Federalism also allows diversity preferences for different states and it masses. It is prudent to note that different states have different priorities and needs thus decentralization allows for full exhaustion of opportunities and proper catering of needs. This system of governance also encourages liberty through ease in movement and healthy competition. The citizens can easily move to state of their preferences for instance gay individuals can move to the states where they are better tolerated. The states in terms of competition come up with policies and incentives that enhance healthy competition in terms of investments and general development.
The downside of the federalism is the lack of proper representation of the masses. Melancton Smith, an anti-federalist argued that federalism would not reflect the true picture of the United States masses but rather the first class. He cited that the government would be an oppressive government if it was dominated by the great few. The classism, in my view, can alienate majority of the masses from leadership of the federation. The cost of running a federation is also another demerit. Some of the federal government agencies like FEMA (Federal Emergency Management Association) incur a lot of costs associated with bureaucracy as it engages with state governments. The response of such agencies is also hindered by the interstate regulations. The federalism system can also encourage tyranny through draconian laws that can be enacted. The Alien Enemies Act enacted by the federal government in 1798 for instance suppressed the checks and balances system to enhance transparency (Steinmo,2010).
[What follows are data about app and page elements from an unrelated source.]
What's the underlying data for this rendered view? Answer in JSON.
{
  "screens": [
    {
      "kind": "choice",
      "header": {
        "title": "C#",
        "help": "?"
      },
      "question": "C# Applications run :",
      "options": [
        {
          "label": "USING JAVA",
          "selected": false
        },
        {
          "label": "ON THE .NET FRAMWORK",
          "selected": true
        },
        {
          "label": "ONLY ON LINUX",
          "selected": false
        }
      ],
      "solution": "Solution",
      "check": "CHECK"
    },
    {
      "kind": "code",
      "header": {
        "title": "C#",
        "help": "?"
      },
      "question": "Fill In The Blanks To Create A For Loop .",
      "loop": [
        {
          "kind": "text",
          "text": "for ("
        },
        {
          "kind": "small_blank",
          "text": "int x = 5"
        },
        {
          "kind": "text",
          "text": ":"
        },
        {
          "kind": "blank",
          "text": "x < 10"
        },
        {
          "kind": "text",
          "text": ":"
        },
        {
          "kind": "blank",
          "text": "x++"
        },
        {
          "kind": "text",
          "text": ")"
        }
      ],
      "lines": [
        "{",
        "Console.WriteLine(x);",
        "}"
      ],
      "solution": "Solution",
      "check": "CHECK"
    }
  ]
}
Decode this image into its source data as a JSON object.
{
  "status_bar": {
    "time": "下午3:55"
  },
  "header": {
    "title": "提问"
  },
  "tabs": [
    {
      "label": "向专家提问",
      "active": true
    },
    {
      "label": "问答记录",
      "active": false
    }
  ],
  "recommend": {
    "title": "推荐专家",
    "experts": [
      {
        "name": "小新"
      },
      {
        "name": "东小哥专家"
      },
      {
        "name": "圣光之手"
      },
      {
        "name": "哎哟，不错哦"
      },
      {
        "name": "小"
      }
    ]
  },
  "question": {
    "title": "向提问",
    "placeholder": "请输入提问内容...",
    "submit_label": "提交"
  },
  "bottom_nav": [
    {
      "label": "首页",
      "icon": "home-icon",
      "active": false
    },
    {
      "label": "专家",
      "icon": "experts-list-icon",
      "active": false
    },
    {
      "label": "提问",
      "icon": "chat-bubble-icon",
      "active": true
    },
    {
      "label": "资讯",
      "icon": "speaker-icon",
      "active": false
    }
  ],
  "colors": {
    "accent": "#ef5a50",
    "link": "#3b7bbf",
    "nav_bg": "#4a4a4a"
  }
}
In conclusion, federalism in America has undergone a lot of transformation which portrays the desire by the American populace to adapt it to their needs and aspirations. The landmark rulings surrounding it also have created precedents that have been used world over in countries that practice it. The historical debates and controversy surrounding offer a good basis for democratic thought that has continued to put America at the forefront as the pioneer of democracy globally.
Gerston, L. N. (2007). American federalism: A concise introduction. Armonk, N.Y: M.E. Sharpe.
Levy, L. W., Karst, K. L., & Winkler, A. (2000). Encyclopedia of the American Constitution. New York: Macmillan Reference USA.
McCoy, C. S., Baker, J. W., & Bullinger, H. (2001). Fountainhead of federalism: Heinrich Bullinger and the covenantal tradition. Louisville, Ky: Westminster/John Knox Press.
Nagel, R. F. (2001). The implosion of American federalism. Oxford: Oxford University Press.
Steinmo, S. (2010). The evolution of modern states: Sweden, Japan, and the United States. Cambridge: Cambridge University Press.
Warren C. (2011). History of the Supreme Court of the United States. New York: Macmillan Company.